This song probably also dates to late-1957, since it has been cited by McCartney as one of the very first Lennon-McCartney co-writes, and as such it sits alongside “Too Bad About Sorrows”. There is no evidence of it before it cropped up in extremely fragmentary form during the Get Back sessions, where there are two references.
The first, recorded on January 6, has McCartney speaking in front of the camera, and he recalls writing it with Lennon while playing truant (sic), and sings an impromptu rendition of the first verse. (This is captured on-screen in the Let It Be movie.)
The other starts with an extremely brief quotation by Lennon on January 8; after running aimlessly through the start of “Too Bad About Sorrows”, he sings a rough line from this track, “There’s no blue moon in history”, provoking a ripple of laughter from the others. This is then allowed to develop into a ragged group performance (if it can be called that!) which is the best example of the song we have thus far.
(Between these two sections we hear Lennon read a headline from a newspaper, “Queen says ‘no’ to pot-smoking FBI members” – which Phil Spector would later edit onto the start of Harrison’s “For You Blue” on the Let It Be album.)
One or two other snippets are known on bootlegs, including one from 16 November 1999: McCartney was being interviewed on the television show The Big Breakfast, when he sang through a few lines – but most frustratingly, the fullest version happens to be the least audible, and comes from an audience-level taping made in 2004.
McCartney was due to perform at Letzigrund Stadion in Zurich on the night of June 2, and during the afternoon played the longest-known version of “Just Fun” as part of his soundcheck.
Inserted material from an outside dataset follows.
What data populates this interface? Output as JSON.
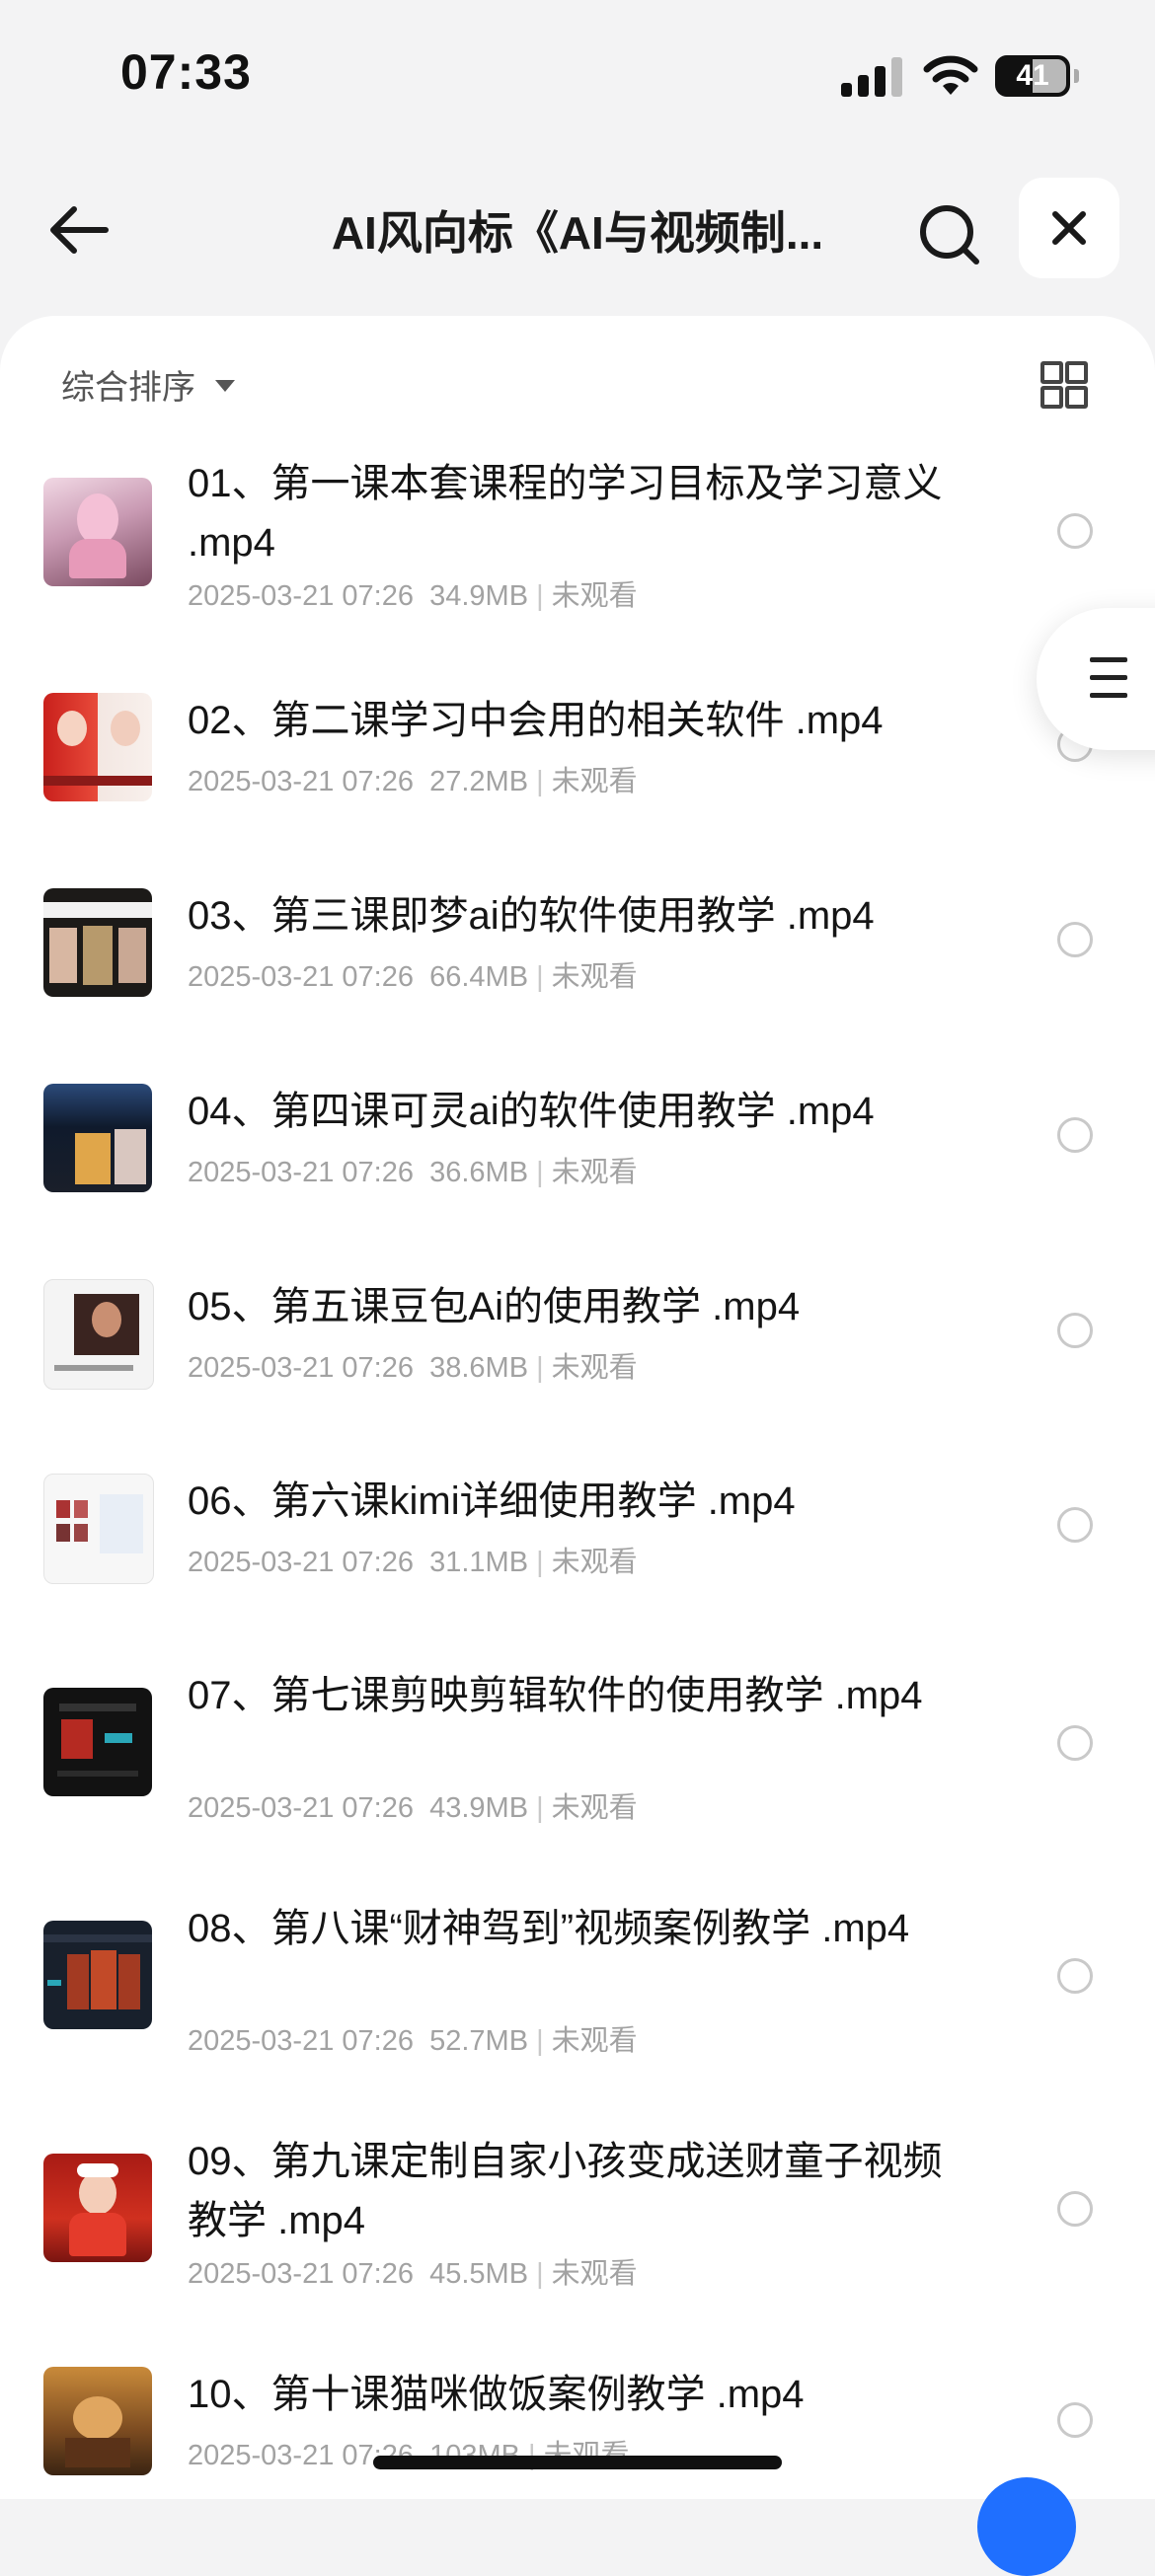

McCartney can be heard strumming through the song on acoustic guitar. What is most intriguing is the appearance of a second verse, with different lyrics. Sadly the quality of the tape is so poor that the words cannot be deciphered. It is possible these were ad-libbed, although McCartney sings them with assurance, as he had the first verse, indicating that they were not improvised. He also adds a repeating two-chord coda, possibly from the original.
The song has never been released on anything official. If the Let It Be movie ever appears on DVD, then there will be a part of the song legally available. Until then, as with “Too Bad About Sorrows”, another historic number is entirely in the hands of the bootleggers.
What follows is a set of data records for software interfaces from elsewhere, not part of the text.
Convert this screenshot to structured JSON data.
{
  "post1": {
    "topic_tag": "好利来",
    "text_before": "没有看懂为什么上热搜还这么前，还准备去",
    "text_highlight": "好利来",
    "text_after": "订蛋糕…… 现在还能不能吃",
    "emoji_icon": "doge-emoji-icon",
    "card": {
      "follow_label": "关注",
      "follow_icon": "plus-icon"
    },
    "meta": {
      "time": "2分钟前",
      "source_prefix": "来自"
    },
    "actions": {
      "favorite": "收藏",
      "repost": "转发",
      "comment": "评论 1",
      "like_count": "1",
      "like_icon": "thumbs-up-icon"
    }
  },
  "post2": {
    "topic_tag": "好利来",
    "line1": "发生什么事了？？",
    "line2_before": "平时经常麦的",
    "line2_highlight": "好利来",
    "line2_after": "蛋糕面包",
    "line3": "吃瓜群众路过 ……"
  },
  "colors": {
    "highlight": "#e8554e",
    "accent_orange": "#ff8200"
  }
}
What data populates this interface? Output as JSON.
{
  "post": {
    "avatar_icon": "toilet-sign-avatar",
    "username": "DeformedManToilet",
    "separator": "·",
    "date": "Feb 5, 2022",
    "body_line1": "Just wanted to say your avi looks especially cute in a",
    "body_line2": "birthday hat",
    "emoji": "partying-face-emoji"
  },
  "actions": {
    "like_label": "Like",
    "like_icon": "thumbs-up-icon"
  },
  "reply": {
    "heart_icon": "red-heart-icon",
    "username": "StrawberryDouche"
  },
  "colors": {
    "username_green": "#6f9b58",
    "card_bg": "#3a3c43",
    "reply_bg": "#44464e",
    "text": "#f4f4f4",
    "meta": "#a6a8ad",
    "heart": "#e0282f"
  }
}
It is interesting that the original lyric, written in 1957, when McCartney and Lennon had just started playing and writing together, begins, “They say that our love is just fun / the day that our friendship begun”. These lines sound like they could be self-referential, and if so they precede later McCartney numbers concerning his relationship with Lennon (“You Never Give Me Your Money”, “Two Of Us” etc).
From Paul McCartney Looks Back: The Rolling Stone Interview, August 10, 2016:
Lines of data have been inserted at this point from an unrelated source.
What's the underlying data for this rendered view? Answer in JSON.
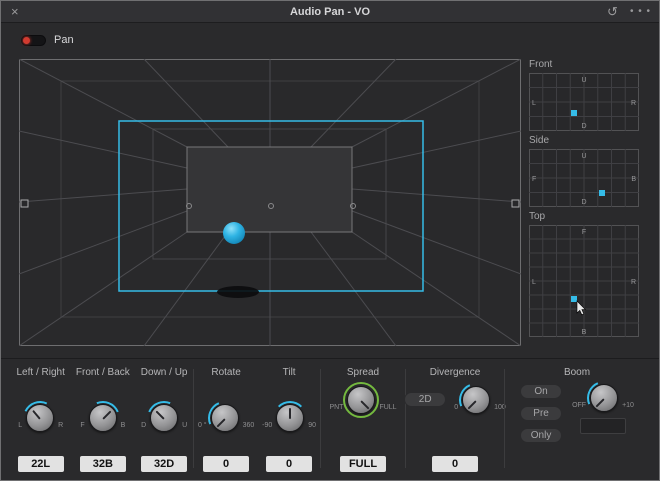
{
  "window": {
    "title": "Audio Pan - VO",
    "close": "×",
    "reset_icon": "↺",
    "menu_icon": "• • •"
  },
  "pan_toggle": {
    "label": "Pan",
    "enabled": true
  },
  "mini_views": {
    "front": {
      "title": "Front",
      "top": "U",
      "bottom": "D",
      "left": "L",
      "right": "R"
    },
    "side": {
      "title": "Side",
      "top": "U",
      "bottom": "D",
      "left": "F",
      "right": "B"
    },
    "top": {
      "title": "Top",
      "top": "F",
      "bottom": "B",
      "left": "L",
      "right": "R"
    }
  },
  "controls": {
    "left_right": {
      "label": "Left / Right",
      "min": "L",
      "max": "R",
      "value": "22L",
      "angle": -40
    },
    "front_back": {
      "label": "Front / Back",
      "min": "F",
      "max": "B",
      "value": "32B",
      "angle": 45
    },
    "down_up": {
      "label": "Down / Up",
      "min": "D",
      "max": "U",
      "value": "32D",
      "angle": -45
    },
    "rotate": {
      "label": "Rotate",
      "min": "0 °",
      "max": "360",
      "value": "0",
      "angle": -135
    },
    "tilt": {
      "label": "Tilt",
      "min": "-90",
      "max": "90",
      "value": "0",
      "angle": 0
    },
    "spread": {
      "label": "Spread",
      "min": "PNT",
      "max": "FULL",
      "value": "FULL",
      "angle": 135
    },
    "divergence": {
      "label": "Divergence",
      "button": "2D",
      "min": "0",
      "max": "100",
      "value": "0",
      "angle": -135
    },
    "boom": {
      "label": "Boom",
      "on": "On",
      "pre": "Pre",
      "only": "Only",
      "min": "OFF",
      "max": "+10",
      "value": "",
      "angle": -135
    }
  },
  "colors": {
    "accent": "#35bce8",
    "spread_ring": "#74b93f",
    "toggle_on": "#d23b30"
  }
}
Paul McCartney strums an acoustic guitar on a sofa in his London office, humming to himself as he tries to recall a melody from his adolescence – one of the first, never-recorded songs he wrote with his teenage friend John Lennon, on their way to starting the Beatles in Liverpool. “It was like …” McCartney says, then hits a rockabilly rhythm on his guitar and sings in a familiar, robust voice: “They said our love was just fun/The day that our friendship begun/There’s no blue moon that I can see/There’s never been in history/Because our love was just fun.“
“‘Just Fun,’” McCartney says, announcing the title proudly. “I had a little school-exercise book where I wrote those lyrics down. And in the top right-hand corner of the page, I put ‘A Lennon-McCartney original.’ It was humble beginnings,” he admits. “We developed from that.“
Paul McCartney also played a 20-seconds version of “Just Fun” on acoustic guitar, when interviewed by Sean Lennon for the “John Lennon At 80” radio series in 2020.
Last updated on October 6, 2020
[...] They said our love was just fun
The day that our friendship begun
There’s no blue moon that I can see
There’s never been in history
Because our love was just fun [...]